The overflowing menu at Anna's House satiates multi-faceted hungers with its variety of breakfast, lunch, and dinner options, each served all day. Breakfast specialties such as the eggs benedict ($7.50) or the quiche lorraine ($7.25) rouse hunger from the depths of early-morning sleep, and the impressive Big Breakfast pulls gravitational rank as it attracts eggs, ham, sausage, bacon, potatoes, toast, and pancakes into an enormous galaxy of delicious flavor ($8.50). A plethora of 18 omelets named for states, people, and dance maneuvers fold over appetites in forms such as the spinach-and-feta-filled Adonis ($7), and a delectable selection of lunch and dinner options sates savory cravings. Dig into a panoply of sandwiches, melts, wraps, and burgers, including the Lonnie melt ($7), a succulent burger patty nestled between thick slices of texas toast, snuggled beneath grilled onions, cheddar, and swiss cheese, and garnished with a miniature lasso.
When the owners of San Chez a Tapas Bistro were trying to choose a concept for their restaurant, they visited some of Chicago's premier eateries. They found themselves most taken with small-plate service and came back to Grand Rapids to execute the idea. More than 20 years later, San Chez has cemented itself as much more than an imitation of a big-city restaurant. The bistro has collected several commendations over the years, including awards from Grand Rapids magazine for Best Appetizers and Best Downtown Restaurant.
Part of its popularity is probably owed to the sheer extent of available dishes. There are the classic meat, seafood, and vegetarian tapas?including the popular fried plantains with avocado relish and jalapeno honey?plus multiple one-bite dishes, such as a single blue-cheese fritter with red-pepper aioli.?
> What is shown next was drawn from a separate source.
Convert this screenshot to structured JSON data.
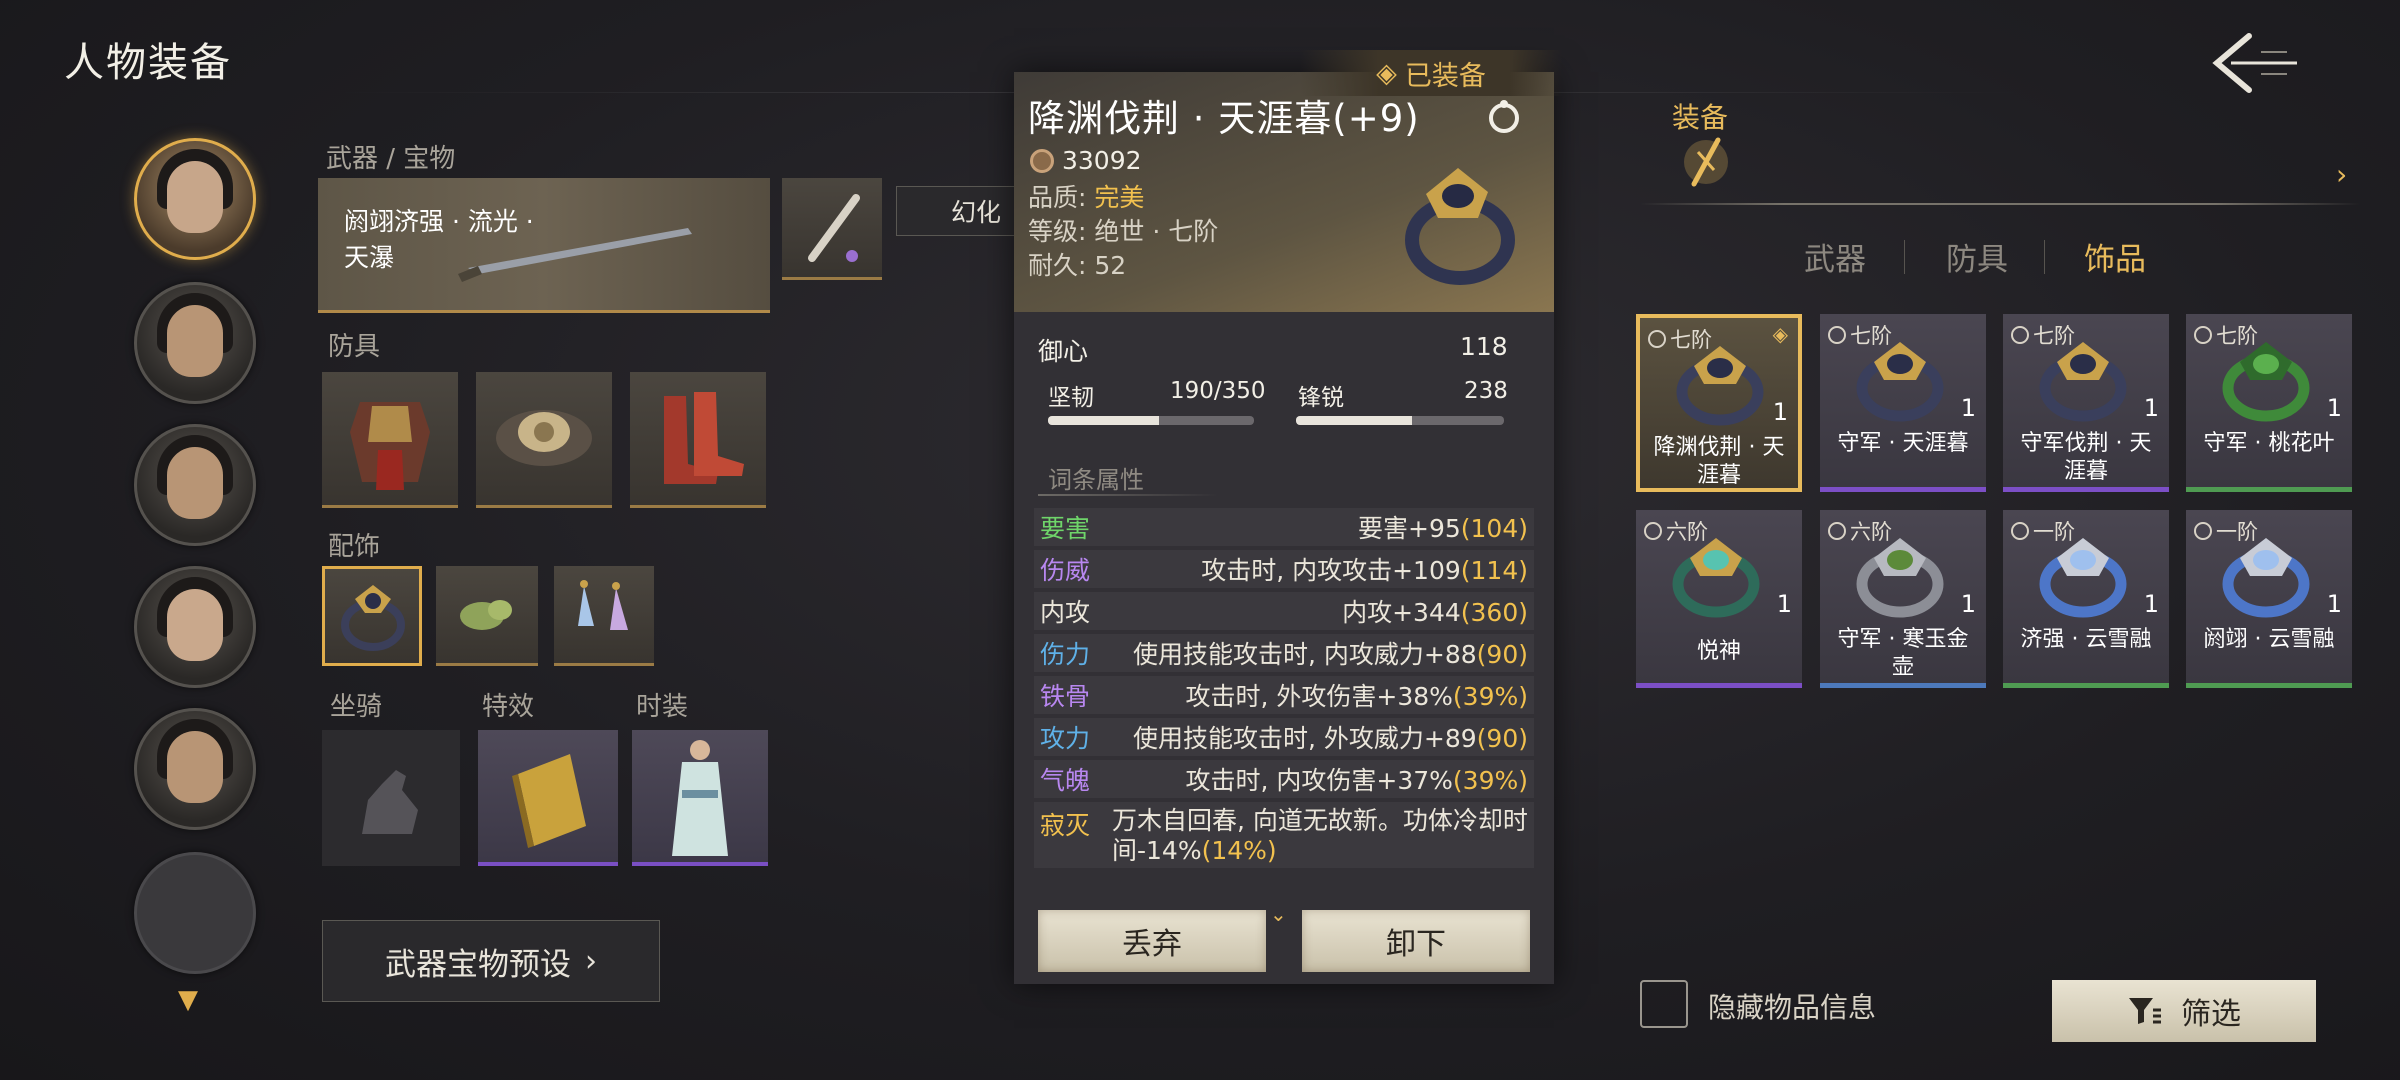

Breakfast is served daily, as is a children's menu perfect for kids tired of just eating glue. San Chez's chefs have even gone to the trouble of preparing separate menus for most major food allergies, including soy, lactose, gluten, nuts, and seafood.